Dataset rows describing interfaces >>
§ §
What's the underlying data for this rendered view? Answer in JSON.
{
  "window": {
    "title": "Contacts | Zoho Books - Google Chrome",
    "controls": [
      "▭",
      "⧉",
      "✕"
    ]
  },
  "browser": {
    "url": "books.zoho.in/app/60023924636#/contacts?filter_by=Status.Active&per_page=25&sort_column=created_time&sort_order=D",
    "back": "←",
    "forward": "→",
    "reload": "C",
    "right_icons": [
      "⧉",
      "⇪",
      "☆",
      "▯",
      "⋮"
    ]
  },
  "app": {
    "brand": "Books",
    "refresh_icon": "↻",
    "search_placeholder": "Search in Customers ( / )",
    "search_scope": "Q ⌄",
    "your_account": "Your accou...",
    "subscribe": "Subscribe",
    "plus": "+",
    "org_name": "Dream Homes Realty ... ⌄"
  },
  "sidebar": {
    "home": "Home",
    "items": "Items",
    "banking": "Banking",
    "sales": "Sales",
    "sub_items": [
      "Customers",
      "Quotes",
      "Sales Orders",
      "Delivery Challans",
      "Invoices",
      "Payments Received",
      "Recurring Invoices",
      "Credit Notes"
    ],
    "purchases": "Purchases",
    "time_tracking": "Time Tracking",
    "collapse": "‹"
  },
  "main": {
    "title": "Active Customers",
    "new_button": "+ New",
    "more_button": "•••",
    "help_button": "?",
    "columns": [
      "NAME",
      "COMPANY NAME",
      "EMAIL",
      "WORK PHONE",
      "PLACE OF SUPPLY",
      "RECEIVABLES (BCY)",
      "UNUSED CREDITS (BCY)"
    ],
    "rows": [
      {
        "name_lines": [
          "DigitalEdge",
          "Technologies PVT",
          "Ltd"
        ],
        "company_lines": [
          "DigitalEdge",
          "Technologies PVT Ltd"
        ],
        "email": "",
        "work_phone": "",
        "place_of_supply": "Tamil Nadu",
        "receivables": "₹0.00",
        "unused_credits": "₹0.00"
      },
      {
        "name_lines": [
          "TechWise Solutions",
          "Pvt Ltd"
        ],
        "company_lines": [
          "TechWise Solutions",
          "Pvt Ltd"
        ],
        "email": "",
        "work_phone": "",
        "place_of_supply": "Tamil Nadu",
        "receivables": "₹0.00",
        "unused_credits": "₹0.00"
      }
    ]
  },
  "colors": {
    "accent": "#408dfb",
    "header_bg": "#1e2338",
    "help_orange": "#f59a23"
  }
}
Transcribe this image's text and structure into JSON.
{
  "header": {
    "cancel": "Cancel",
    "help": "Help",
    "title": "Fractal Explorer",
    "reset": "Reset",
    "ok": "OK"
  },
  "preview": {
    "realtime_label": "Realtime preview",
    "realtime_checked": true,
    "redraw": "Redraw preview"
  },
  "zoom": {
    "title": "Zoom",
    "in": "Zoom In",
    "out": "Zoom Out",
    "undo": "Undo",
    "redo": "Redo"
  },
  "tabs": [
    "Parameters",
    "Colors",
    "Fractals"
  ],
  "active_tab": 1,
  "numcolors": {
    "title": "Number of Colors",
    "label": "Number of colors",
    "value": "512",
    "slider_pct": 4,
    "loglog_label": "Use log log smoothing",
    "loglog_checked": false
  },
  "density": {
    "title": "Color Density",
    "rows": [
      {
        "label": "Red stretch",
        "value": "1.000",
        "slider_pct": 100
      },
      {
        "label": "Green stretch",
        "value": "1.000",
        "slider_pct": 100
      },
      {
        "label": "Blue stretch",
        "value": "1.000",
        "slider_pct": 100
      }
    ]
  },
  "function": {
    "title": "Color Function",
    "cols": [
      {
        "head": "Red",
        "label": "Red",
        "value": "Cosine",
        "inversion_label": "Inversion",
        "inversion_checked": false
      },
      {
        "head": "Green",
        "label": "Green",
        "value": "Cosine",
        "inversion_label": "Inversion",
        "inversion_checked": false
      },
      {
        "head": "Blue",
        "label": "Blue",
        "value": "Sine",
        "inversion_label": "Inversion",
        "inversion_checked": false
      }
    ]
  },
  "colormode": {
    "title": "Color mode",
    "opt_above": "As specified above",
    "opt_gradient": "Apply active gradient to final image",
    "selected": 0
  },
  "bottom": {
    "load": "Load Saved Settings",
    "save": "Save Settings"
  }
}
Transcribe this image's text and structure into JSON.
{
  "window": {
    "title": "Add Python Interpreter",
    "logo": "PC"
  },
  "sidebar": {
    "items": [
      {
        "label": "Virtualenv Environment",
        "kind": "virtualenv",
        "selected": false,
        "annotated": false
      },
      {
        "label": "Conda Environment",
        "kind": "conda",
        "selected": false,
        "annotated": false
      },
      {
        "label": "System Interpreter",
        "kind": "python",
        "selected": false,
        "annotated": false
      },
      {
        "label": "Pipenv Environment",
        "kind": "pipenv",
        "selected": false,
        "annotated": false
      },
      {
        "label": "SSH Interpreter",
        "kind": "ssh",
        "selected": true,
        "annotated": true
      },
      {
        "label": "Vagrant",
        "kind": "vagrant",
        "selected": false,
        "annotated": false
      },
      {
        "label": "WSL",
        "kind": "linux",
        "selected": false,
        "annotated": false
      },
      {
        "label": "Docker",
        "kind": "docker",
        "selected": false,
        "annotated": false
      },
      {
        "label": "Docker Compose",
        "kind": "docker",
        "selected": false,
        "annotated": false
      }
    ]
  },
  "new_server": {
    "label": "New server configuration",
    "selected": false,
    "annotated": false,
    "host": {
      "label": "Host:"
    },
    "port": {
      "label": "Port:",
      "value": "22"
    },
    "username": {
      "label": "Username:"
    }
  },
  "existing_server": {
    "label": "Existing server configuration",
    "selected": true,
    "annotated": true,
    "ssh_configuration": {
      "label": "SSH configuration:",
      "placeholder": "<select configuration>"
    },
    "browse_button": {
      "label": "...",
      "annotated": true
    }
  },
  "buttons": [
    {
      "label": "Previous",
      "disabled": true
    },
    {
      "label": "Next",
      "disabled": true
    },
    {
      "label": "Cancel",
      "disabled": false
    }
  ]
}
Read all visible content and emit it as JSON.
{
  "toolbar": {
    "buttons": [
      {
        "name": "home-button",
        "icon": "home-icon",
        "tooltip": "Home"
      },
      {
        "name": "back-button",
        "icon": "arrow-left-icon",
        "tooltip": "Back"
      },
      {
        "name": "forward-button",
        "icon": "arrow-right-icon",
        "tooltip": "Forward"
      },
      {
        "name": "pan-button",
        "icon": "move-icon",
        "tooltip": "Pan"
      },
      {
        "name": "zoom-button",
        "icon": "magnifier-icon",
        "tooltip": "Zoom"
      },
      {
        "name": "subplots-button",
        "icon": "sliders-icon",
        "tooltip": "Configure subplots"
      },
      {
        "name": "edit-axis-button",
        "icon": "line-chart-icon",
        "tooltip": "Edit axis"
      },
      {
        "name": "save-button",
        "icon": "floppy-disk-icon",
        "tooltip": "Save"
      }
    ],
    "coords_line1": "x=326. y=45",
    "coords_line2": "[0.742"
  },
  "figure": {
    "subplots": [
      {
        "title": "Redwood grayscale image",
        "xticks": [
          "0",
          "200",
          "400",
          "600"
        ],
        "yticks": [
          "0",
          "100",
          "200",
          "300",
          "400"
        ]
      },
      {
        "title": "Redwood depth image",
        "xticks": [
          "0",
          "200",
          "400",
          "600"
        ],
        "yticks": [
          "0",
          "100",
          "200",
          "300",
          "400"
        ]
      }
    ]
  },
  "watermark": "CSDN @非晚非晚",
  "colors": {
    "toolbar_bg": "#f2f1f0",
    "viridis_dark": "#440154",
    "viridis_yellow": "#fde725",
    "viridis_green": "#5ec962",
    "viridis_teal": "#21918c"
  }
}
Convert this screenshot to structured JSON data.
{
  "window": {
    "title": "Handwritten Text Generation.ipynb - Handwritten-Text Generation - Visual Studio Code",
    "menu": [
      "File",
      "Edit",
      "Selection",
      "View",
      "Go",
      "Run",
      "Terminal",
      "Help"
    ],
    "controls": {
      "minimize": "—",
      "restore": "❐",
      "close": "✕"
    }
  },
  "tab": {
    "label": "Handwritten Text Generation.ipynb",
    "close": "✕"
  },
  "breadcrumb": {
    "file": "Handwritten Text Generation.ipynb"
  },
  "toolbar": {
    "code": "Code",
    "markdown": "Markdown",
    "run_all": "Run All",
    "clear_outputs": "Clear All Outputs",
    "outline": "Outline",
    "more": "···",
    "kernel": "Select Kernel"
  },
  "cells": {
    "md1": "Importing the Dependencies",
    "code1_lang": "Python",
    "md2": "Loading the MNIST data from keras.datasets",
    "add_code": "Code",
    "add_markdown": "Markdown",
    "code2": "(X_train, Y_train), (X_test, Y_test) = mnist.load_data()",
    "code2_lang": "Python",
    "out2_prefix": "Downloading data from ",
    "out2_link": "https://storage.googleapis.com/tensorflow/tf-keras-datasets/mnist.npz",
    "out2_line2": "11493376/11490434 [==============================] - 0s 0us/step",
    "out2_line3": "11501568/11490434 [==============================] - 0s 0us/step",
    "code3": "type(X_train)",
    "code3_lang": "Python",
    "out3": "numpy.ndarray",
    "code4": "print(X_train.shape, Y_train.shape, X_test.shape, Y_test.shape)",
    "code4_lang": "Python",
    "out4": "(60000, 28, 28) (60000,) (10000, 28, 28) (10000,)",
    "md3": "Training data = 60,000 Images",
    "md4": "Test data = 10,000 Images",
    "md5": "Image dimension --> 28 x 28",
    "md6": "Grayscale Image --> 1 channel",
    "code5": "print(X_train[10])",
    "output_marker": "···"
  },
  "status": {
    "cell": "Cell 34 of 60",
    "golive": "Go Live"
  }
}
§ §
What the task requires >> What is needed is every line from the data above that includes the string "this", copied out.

Task output >>
What's the underlying data for this rendered view? Answer in JSON.
Transcribe this image's text and structure into JSON.
Transcribe this image's text and structure into JSON.
Convert this screenshot to structured JSON data.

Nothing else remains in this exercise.